You’re at the supermarket strolling the seafood aisle looking for the perfect cut of fish to take home. You see a bright orange cut of salmon that’s already wrapped and ready to go so you throw it in your cart. It’s sure going to make for a delicious meal! But what you don’t know is that there’s a 46% chance that isn’t salmon, we’ll explain.
Oceana Canada has been studying seafood fraud as it not only affects consumers but also business owners and honest fishermen themselves. While the Canadian Government committed to tackling seafood fraud in 2019, two years later it’s still a huge issue in several major Canadian cities. Between 2017-2019, Oceana Canada tested 472 samples through DNA testing and found that 47% were mislabelled. Yikes!
Most recently, Oceana tested 94 samples from sources in Toronto, Montreal, Ottawa, and Halifax and found that 46% were mislabelled. Not only is it disturbing to think that what you’re buying might not actually be what it says it is but it also gets in the way of consumers who are trying to be sustainable. That wild-caught fish could actually be farmed, it could be fished illegally or worst of all just not the fish you thought you were buying. You get the issue here.

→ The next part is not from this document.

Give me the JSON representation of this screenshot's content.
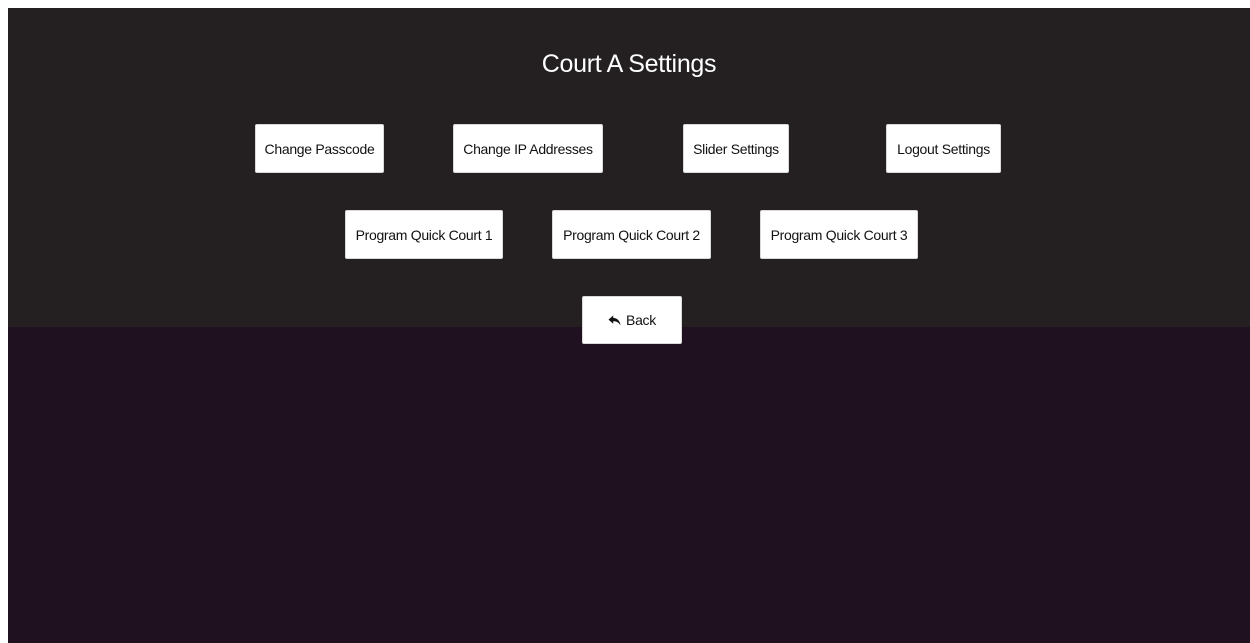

Now you’re probably wondering which market seafood fraud is largest in and that answer is restaurants. It’s not necessarily the fault of businesses but rather distributors who could be selling lower quality pieces of fish or lying about where it was caught. But it’s even worse than the average rate, mislabelling in restaurants is as high as 65%.
So what’s your best bet for buying seafood? Actually, the good old grocery store which only has a 6.5% mislabelling rate. But to make matters more confusing, Canadian retailers are only required to label the common species name and where the fish’s last major “transformation” took place. Pretty weird right?
At the end of the day as a consumer, you can fight for stricter labeling requirements. And as a diner, your best bet is to ask either your server or the chef what they know about the fish that you’re going to eat. With that, this study is yet another good reminder to stay informed, and if you’d like to see Oceana Canada’s full study you can click here.